US, Britain Send Warships to Aid Philippines; President Declares State of Calamity
The President of the Philippines has declared a national state of calamity in the wake of Typhoon Haiyan, which devestated the country and left over 10,000 dead and affected at least 9.7 million people. In the aftermath of the storm, thousands are without food and water and international aid has been slow to reach some of the worst-affected areas; a desperate mob looted a Red Cross convoy last night, and corpses line the streets of some towns like Tacloban, which was decimated by the storm. British and US warships were dispatched to the Philippines today to aid in the recovery effort.
Egypt Ranked Worst Arab Country for Women
According to a new survey by Thomson-Reuters, Egypt was ranked last among all Arab states in terms of women’s rights. 336 gender experts were surveyed and questions were based on the UN Convention to Eliminate Discrimination Against Women (CEDAW). Among the reasons why Egypt did so poorly: sky-high rates of sexual harassment, high rates of genital cutting, discriminatory laws, a surge in trafficking, and an increase in general levels of violence after the 2011 uprising. According to a spokesperson for the rights group Harassmap, “the social acceptability of everyday sexual harassment affects every woman in Egypt regardless of age, professional or socio-economic background, marriage status, dress or behavior.” The Comoros, an island nation in the Indian ocean, ranked first, followed by Oman and Kuwait.
Constitutional Committee Outlines Major Changes to Egypt’s Government
Mohamed Salmawy, the spokesperson for Egypt’s constitutional drafting committee, announced yesterday that they had reached a consensus to reject the ‘American-style’ presidential system and adopt a ‘French-style’ system of governance in which a president and prime minister share decision-making powers. “This system grants the prime minister greater powers, so that the president is not the only major decision-maker like in Egypt’s 1971 and 2012 constitutions,” he said. The Prime Minister will be named by the majority party and the president will not retain the sole power to declare war. Military personnel are not allowed to vote in elections, and a future Egyptian president can only serve two terms. The new constitution, if approved, will also include a separate section on culture, to ensure (among other things) that Egyptian antiquities are protected.

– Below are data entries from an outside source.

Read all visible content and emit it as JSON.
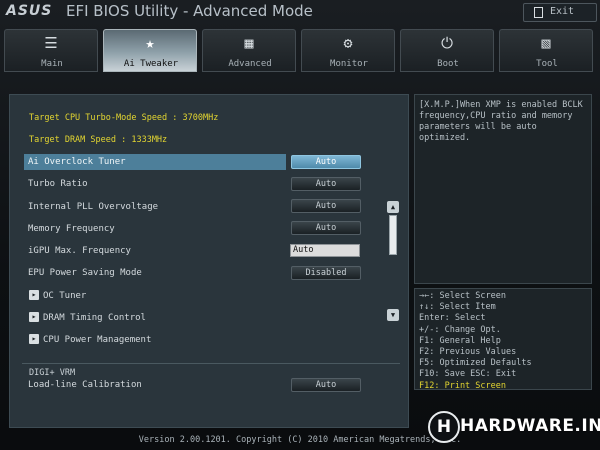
{
  "header": {
    "brand": "ASUS",
    "title": "EFI BIOS Utility - Advanced Mode",
    "exit_label": "Exit"
  },
  "tabs": [
    {
      "label": "Main",
      "icon": "list-icon",
      "active": false
    },
    {
      "label": "Ai Tweaker",
      "icon": "tweaker-icon",
      "active": true
    },
    {
      "label": "Advanced",
      "icon": "advanced-icon",
      "active": false
    },
    {
      "label": "Monitor",
      "icon": "monitor-icon",
      "active": false
    },
    {
      "label": "Boot",
      "icon": "power-icon",
      "active": false
    },
    {
      "label": "Tool",
      "icon": "tool-icon",
      "active": false
    }
  ],
  "main": {
    "info": [
      "Target CPU Turbo-Mode Speed : 3700MHz",
      "Target DRAM Speed : 1333MHz"
    ],
    "settings": [
      {
        "label": "Ai Overclock Tuner",
        "value": "Auto",
        "selected": true,
        "type": "button"
      },
      {
        "label": "Turbo Ratio",
        "value": "Auto",
        "selected": false,
        "type": "button"
      },
      {
        "label": "Internal PLL Overvoltage",
        "value": "Auto",
        "selected": false,
        "type": "button"
      },
      {
        "label": "Memory Frequency",
        "value": "Auto",
        "selected": false,
        "type": "button"
      },
      {
        "label": "iGPU Max. Frequency",
        "value": "Auto",
        "selected": false,
        "type": "field"
      },
      {
        "label": "EPU Power Saving Mode",
        "value": "Disabled",
        "selected": false,
        "type": "button"
      }
    ],
    "submenus": [
      "OC Tuner",
      "DRAM Timing Control",
      "CPU Power Management"
    ],
    "section_title": "DIGI+ VRM",
    "vrm_setting": {
      "label": "Load-line Calibration",
      "value": "Auto"
    }
  },
  "help_text": "[X.M.P.]When XMP is enabled BCLK frequency,CPU ratio and memory parameters will be auto optimized.",
  "keys": [
    "→←: Select Screen",
    "↑↓: Select Item",
    "Enter: Select",
    "+/-: Change Opt.",
    "F1: General Help",
    "F2: Previous Values",
    "F5: Optimized Defaults",
    "F10: Save  ESC: Exit",
    "F12: Print Screen"
  ],
  "footer": "Version 2.00.1201. Copyright (C) 2010 American Megatrends, Inc.",
  "watermark": {
    "letter": "H",
    "text": "HARDWARE.INFO"
  },
  "colors": {
    "accent": "#e2d531",
    "selected": "#4d7f9a",
    "panel": "#2a353c"
  }
}
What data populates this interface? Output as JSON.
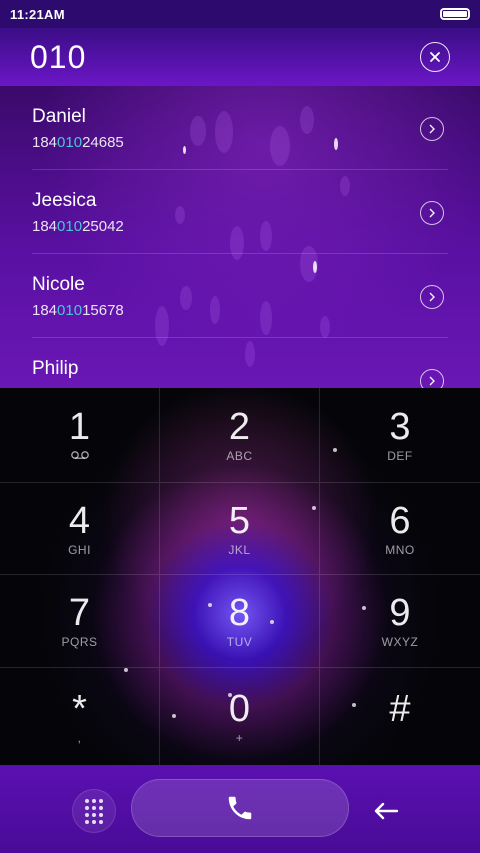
{
  "status_bar": {
    "time": "11:21AM"
  },
  "header": {
    "dialed": "010"
  },
  "contacts": [
    {
      "name": "Daniel",
      "num_prefix": "184",
      "num_match": "010",
      "num_suffix": "24685"
    },
    {
      "name": "Jeesica",
      "num_prefix": "184",
      "num_match": "010",
      "num_suffix": "25042"
    },
    {
      "name": "Nicole",
      "num_prefix": "184",
      "num_match": "010",
      "num_suffix": "15678"
    },
    {
      "name": "Philip"
    }
  ],
  "keypad": [
    {
      "digit": "1",
      "letters": "",
      "extra": "voicemail-icon"
    },
    {
      "digit": "2",
      "letters": "ABC"
    },
    {
      "digit": "3",
      "letters": "DEF"
    },
    {
      "digit": "4",
      "letters": "GHI"
    },
    {
      "digit": "5",
      "letters": "JKL"
    },
    {
      "digit": "6",
      "letters": "MNO"
    },
    {
      "digit": "7",
      "letters": "PQRS"
    },
    {
      "digit": "8",
      "letters": "TUV"
    },
    {
      "digit": "9",
      "letters": "WXYZ"
    },
    {
      "digit": "*",
      "letters": ","
    },
    {
      "digit": "0",
      "letters": "+"
    },
    {
      "digit": "#",
      "letters": ""
    }
  ],
  "icons": {
    "clear": "close-icon",
    "chevron": "chevron-right-icon",
    "voicemail": "voicemail-icon",
    "dialpad": "dialpad-icon",
    "call": "phone-icon",
    "backspace": "arrow-left-icon"
  },
  "colors": {
    "accent": "#6b16c6",
    "match_highlight": "#47c7d6",
    "bottom_bar": "#5a10b0"
  }
}
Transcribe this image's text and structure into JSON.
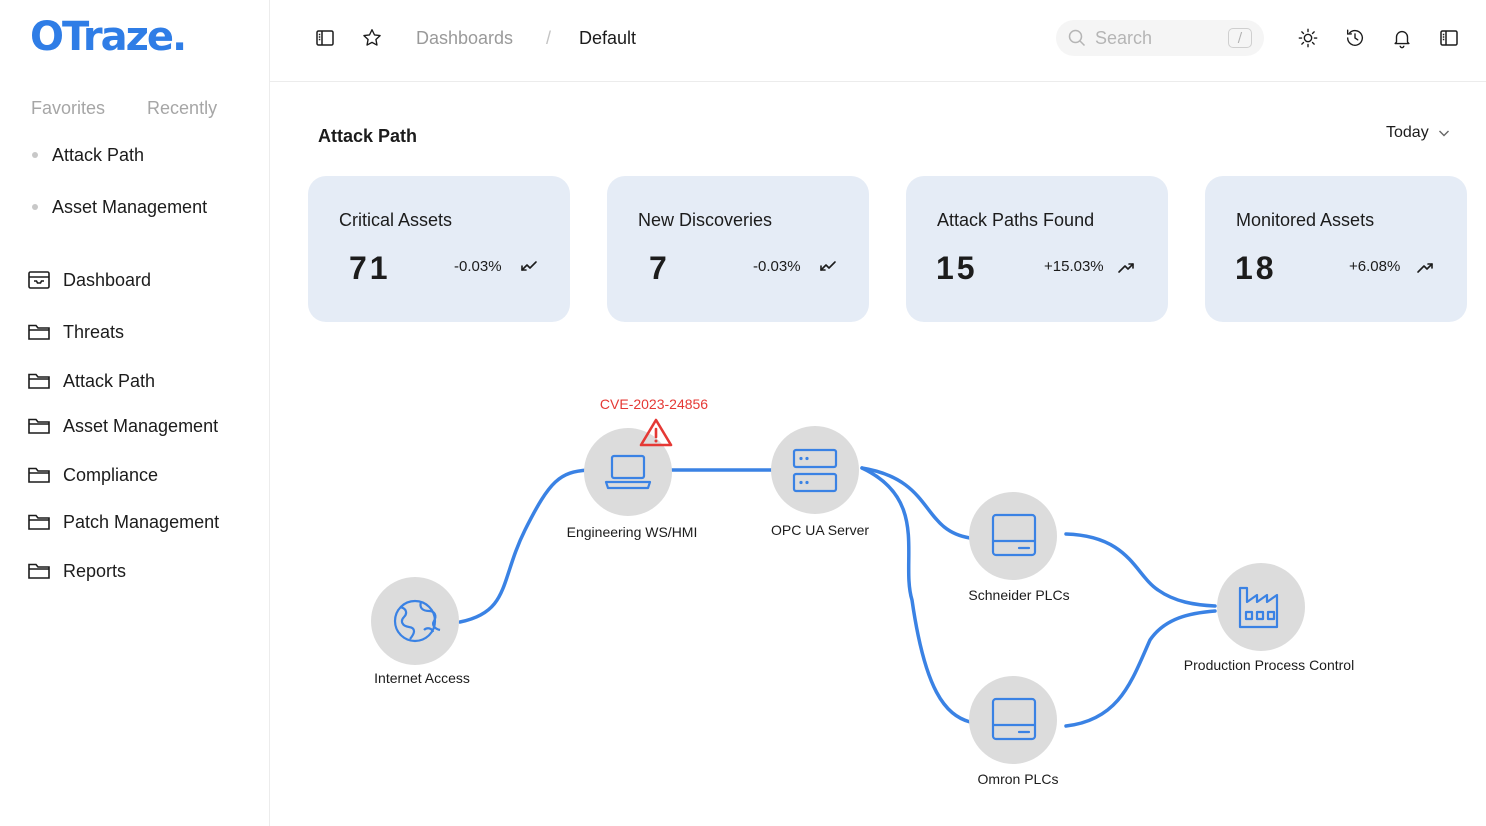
{
  "brand": {
    "logo_text": "OTraze.",
    "color": "#2f7de6"
  },
  "sidebar": {
    "tabs": [
      "Favorites",
      "Recently"
    ],
    "favorites": [
      "Attack Path",
      "Asset Management"
    ],
    "nav": [
      {
        "label": "Dashboard",
        "icon": "inbox-icon"
      },
      {
        "label": "Threats",
        "icon": "folder-icon"
      },
      {
        "label": "Attack Path",
        "icon": "folder-icon"
      },
      {
        "label": "Asset Management",
        "icon": "folder-icon"
      },
      {
        "label": "Compliance",
        "icon": "folder-icon"
      },
      {
        "label": "Patch Management",
        "icon": "folder-icon"
      },
      {
        "label": "Reports",
        "icon": "folder-icon"
      }
    ]
  },
  "header": {
    "breadcrumb_parent": "Dashboards",
    "breadcrumb_sep": "/",
    "breadcrumb_current": "Default",
    "search_placeholder": "Search",
    "search_shortcut": "/"
  },
  "main": {
    "title": "Attack Path",
    "range": "Today",
    "cards": [
      {
        "title": "Critical Assets",
        "value": "71",
        "change": "-0.03%",
        "trend": "down"
      },
      {
        "title": "New Discoveries",
        "value": "7",
        "change": "-0.03%",
        "trend": "down"
      },
      {
        "title": "Attack Paths Found",
        "value": "15",
        "change": "+15.03%",
        "trend": "up"
      },
      {
        "title": "Monitored Assets",
        "value": "18",
        "change": "+6.08%",
        "trend": "up"
      }
    ]
  },
  "graph": {
    "vulnerability_label": "CVE-2023-24856",
    "nodes": [
      {
        "id": "internet",
        "label": "Internet Access",
        "icon": "globe-icon"
      },
      {
        "id": "hmi",
        "label": "Engineering WS/HMI",
        "icon": "laptop-icon"
      },
      {
        "id": "opc",
        "label": "OPC UA Server",
        "icon": "server-icon"
      },
      {
        "id": "schneider",
        "label": "Schneider PLCs",
        "icon": "plc-icon"
      },
      {
        "id": "omron",
        "label": "Omron PLCs",
        "icon": "plc-icon"
      },
      {
        "id": "production",
        "label": "Production Process Control",
        "icon": "factory-icon"
      }
    ],
    "colors": {
      "edge": "#3a82e4",
      "node_fill": "#dcdcdc",
      "icon": "#3a82e4",
      "alert": "#e53935"
    }
  }
}
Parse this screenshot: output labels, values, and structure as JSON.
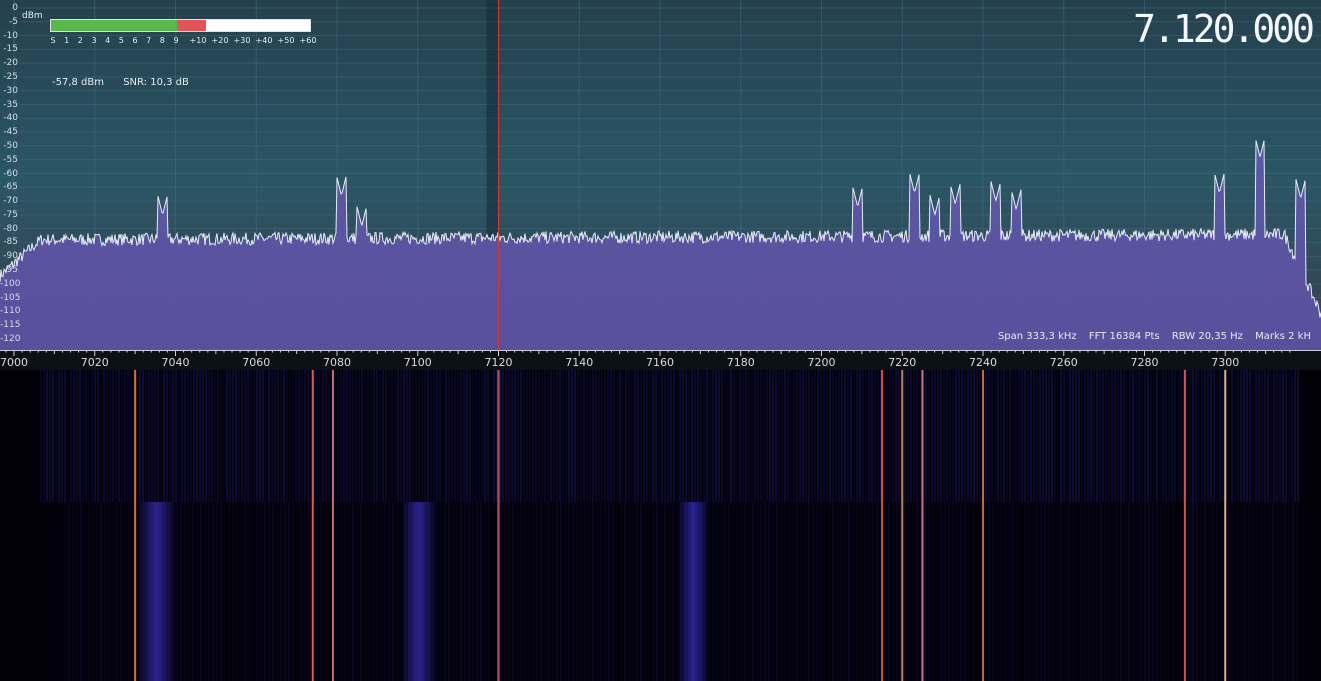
{
  "spectrum": {
    "dbm_unit": "dBm",
    "dbm_labels": [
      "0",
      "-5",
      "-10",
      "-15",
      "-20",
      "-25",
      "-30",
      "-35",
      "-40",
      "-45",
      "-50",
      "-55",
      "-60",
      "-65",
      "-70",
      "-75",
      "-80",
      "-85",
      "-90",
      "-95",
      "-100",
      "-105",
      "-110",
      "-115",
      "-120"
    ],
    "freq_labels": [
      "7000",
      "7020",
      "7040",
      "7060",
      "7080",
      "7100",
      "7120",
      "7140",
      "7160",
      "7180",
      "7200",
      "7220",
      "7240",
      "7260",
      "7280",
      "7300"
    ],
    "freq_range_khz": [
      6990,
      7315
    ],
    "db_range": [
      0,
      -123
    ],
    "noise_floor_dbm": -84,
    "tuned_khz": 7120,
    "peaks": [
      {
        "khz": 7030,
        "dbm": -75
      },
      {
        "khz": 7074,
        "dbm": -68
      },
      {
        "khz": 7079,
        "dbm": -79
      },
      {
        "khz": 7201,
        "dbm": -72
      },
      {
        "khz": 7215,
        "dbm": -67
      },
      {
        "khz": 7220,
        "dbm": -75
      },
      {
        "khz": 7225,
        "dbm": -71
      },
      {
        "khz": 7235,
        "dbm": -70
      },
      {
        "khz": 7240,
        "dbm": -73
      },
      {
        "khz": 7290,
        "dbm": -67
      },
      {
        "khz": 7300,
        "dbm": -54
      },
      {
        "khz": 7310,
        "dbm": -69
      }
    ],
    "colors": {
      "trace": "#e6eef6",
      "fill": "#5a4f9c",
      "grid": "#3f6a80",
      "tuning_line": "#d03a32"
    }
  },
  "smeter": {
    "scale_labels": [
      "S",
      "1",
      "2",
      "3",
      "4",
      "5",
      "6",
      "7",
      "8",
      "9",
      "+10",
      "+20",
      "+30",
      "+40",
      "+50",
      "+60"
    ],
    "s9_fraction": 0.485,
    "level_fraction": 0.6
  },
  "readout": {
    "level": "-57,8 dBm",
    "snr": "SNR: 10,3 dB"
  },
  "vfo": {
    "frequency": "7.120.000"
  },
  "fft_info": {
    "span": "Span 333,3 kHz",
    "fft": "FFT 16384 Pts",
    "rbw": "RBW 20,35 Hz",
    "marks": "Marks 2 kH"
  },
  "waterfall": {
    "bands": [
      {
        "khz": 7030,
        "strength": 0.9,
        "color": "#ff8a3a"
      },
      {
        "khz": 7074,
        "strength": 1.0,
        "color": "#ff6a5a"
      },
      {
        "khz": 7079,
        "strength": 0.7,
        "color": "#ff9a9a"
      },
      {
        "khz": 7120,
        "strength": 0.8,
        "color": "#c0a0ff"
      },
      {
        "khz": 7215,
        "strength": 0.9,
        "color": "#ff6a2a"
      },
      {
        "khz": 7220,
        "strength": 0.7,
        "color": "#ffb080"
      },
      {
        "khz": 7225,
        "strength": 0.8,
        "color": "#ff9ab0"
      },
      {
        "khz": 7240,
        "strength": 0.7,
        "color": "#ff9050"
      },
      {
        "khz": 7290,
        "strength": 0.9,
        "color": "#ff6a5a"
      },
      {
        "khz": 7300,
        "strength": 1.0,
        "color": "#ffd0a0"
      }
    ]
  }
}
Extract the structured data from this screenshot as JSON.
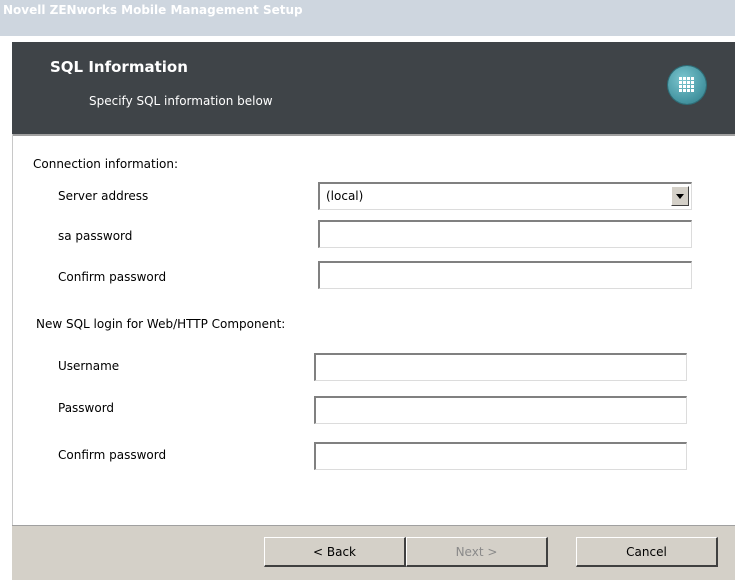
{
  "window": {
    "title": "Novell ZENworks Mobile Management Setup"
  },
  "header": {
    "title": "SQL Information",
    "subtitle": "Specify SQL information below",
    "icon": "apps-grid-icon"
  },
  "connection": {
    "section_label": "Connection information:",
    "server_address_label": "Server address",
    "server_address_value": "(local)",
    "sa_password_label": "sa password",
    "sa_password_value": "",
    "confirm_password_label": "Confirm password",
    "confirm_password_value": ""
  },
  "web_login": {
    "section_label": "New SQL login for Web/HTTP Component:",
    "username_label": "Username",
    "username_value": "",
    "password_label": "Password",
    "password_value": "",
    "confirm_password_label": "Confirm password",
    "confirm_password_value": ""
  },
  "buttons": {
    "back": "< Back",
    "next": "Next >",
    "cancel": "Cancel",
    "next_enabled": false
  },
  "colors": {
    "titlebar_bg": "#ced6df",
    "header_bg": "#3f4448",
    "footer_bg": "#d4d0c8",
    "icon_accent": "#4a9aa6"
  }
}
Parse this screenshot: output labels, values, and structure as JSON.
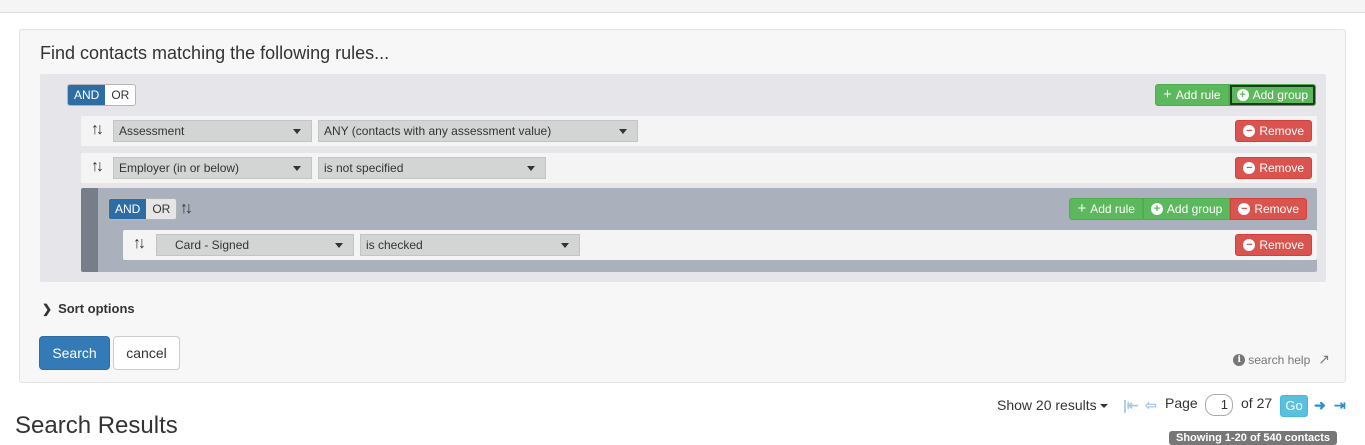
{
  "panel": {
    "title": "Find contacts matching the following rules..."
  },
  "root_group": {
    "and_label": "AND",
    "or_label": "OR",
    "selected": "AND",
    "add_rule_label": "Add rule",
    "add_group_label": "Add group",
    "rules": [
      {
        "field": "Assessment",
        "operator": "ANY (contacts with any assessment value)",
        "remove_label": "Remove"
      },
      {
        "field": "Employer (in or below)",
        "operator": "is not specified",
        "remove_label": "Remove"
      }
    ]
  },
  "nested_group": {
    "and_label": "AND",
    "or_label": "OR",
    "selected": "AND",
    "add_rule_label": "Add rule",
    "add_group_label": "Add group",
    "remove_group_label": "Remove",
    "rules": [
      {
        "field": "Card - Signed",
        "operator": "is checked",
        "remove_label": "Remove"
      }
    ]
  },
  "sort_options_label": "Sort options",
  "search_button": "Search",
  "cancel_button": "cancel",
  "search_help": "search help",
  "results": {
    "title": "Search Results",
    "show_results": "Show 20 results",
    "page_label": "Page",
    "current_page": "1",
    "of_label": "of 27",
    "go_label": "Go",
    "count_label": "Showing 1-20 of 540 contacts"
  },
  "colors": {
    "primary": "#337ab7",
    "success": "#5cb85c",
    "danger": "#d9534f",
    "info": "#5bc0de"
  }
}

HRW: Egypt Needs to Improve Its Treatment of Syrian Refugees
Egypt has illegally detained and also ‘coerced’ hundreds of Syrian refugees to leave the country, according to a Human Rights Watch report released yesterday. The international rights group condemned Egypt’s interim government for its treatment of refugees in recent months. Of 1500 Syrian refugees who were recently arrested, 300 remain in indefinite detention. The others were “coerced” to leave the country: authorities pressed refugees to sign papers saying they had chosen to leave of their own volition, while threatening to keep them in prison if they refused. Many refugees were arrested after a media report that stipulated that Syrians were supporting former president Mohamed Morsi and taking part in demonstrations.
Ahly Player Suspended Over Political Hand Gesture
One of Egypt’s top football players, Ahmed Abdul Zaher, was removed from the championship match against South Africa earlier this week because he flashed a hand sign showing solidarity with the recently-deposed president Mohamed Morsi. The football club announced yesterday that they are suspending Abdul Zaher and that he is not allowed to participate in the FIFA World Cup next month. Egypt’s Sports Minister called the gesture a “grave insult” and said that it could not go unpunished.